2016 Remains on Track to be Hottest Year on Record
The year 2016 remains on track to be the hottest year on record, with average global temperatures set to break even the records of 2015, according to data covering the first eleven months of the year.
Temperatures spiked in the early months of 2016 because of a very strong El Niño event and remained well above the long-term average for the latter part of the year according to the reports from NASA’s Goddard Institute for Space Studies, the US National Oceanic and Atmospheric Administration, and the European Centre for Medium Range Weather Forecasts
Long-term indicators of human-caused climate change, including record carbon dioxide concentrations, and glacier melt, and low sea ice, continued.
The World Meteorological Organization will issue consolidated figures on 2016 global temperatures in early 2017. November data confirms WMO’s assessment issued in November that 2016 will very likely be the hottest year since records began in the mid 1880s.

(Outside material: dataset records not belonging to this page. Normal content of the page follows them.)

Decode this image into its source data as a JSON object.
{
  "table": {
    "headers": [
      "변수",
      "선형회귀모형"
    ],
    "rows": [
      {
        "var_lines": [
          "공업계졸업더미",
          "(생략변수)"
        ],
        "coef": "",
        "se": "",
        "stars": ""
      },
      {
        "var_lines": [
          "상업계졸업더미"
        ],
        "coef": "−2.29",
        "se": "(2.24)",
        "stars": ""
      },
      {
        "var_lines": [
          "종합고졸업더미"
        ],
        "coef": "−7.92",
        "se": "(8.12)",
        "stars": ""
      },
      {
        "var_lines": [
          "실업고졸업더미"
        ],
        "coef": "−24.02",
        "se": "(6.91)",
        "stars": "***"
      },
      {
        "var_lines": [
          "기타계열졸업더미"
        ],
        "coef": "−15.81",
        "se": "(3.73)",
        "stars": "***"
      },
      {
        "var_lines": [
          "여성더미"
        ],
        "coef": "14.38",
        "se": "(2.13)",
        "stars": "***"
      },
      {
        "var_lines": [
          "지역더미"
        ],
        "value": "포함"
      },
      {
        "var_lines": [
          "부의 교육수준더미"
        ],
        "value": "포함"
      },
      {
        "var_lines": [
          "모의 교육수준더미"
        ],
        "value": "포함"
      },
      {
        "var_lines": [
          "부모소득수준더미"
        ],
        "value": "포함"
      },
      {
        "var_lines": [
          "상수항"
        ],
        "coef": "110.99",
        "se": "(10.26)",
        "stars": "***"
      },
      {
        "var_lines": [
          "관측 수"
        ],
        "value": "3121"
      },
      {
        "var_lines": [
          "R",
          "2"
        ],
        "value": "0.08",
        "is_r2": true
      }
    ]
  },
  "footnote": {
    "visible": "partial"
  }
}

The WMO provisional statement on the climate in 2016, released for the UN Climate Change conference in Marrakech, Morocco, cited preliminary data (to the end of September) that 2016’s global temperatures are approximately 1.2° Celsius above pre-industrial levels. All the hottest years on record apart from 1998 (during which there was a strong El Niño) have been this century.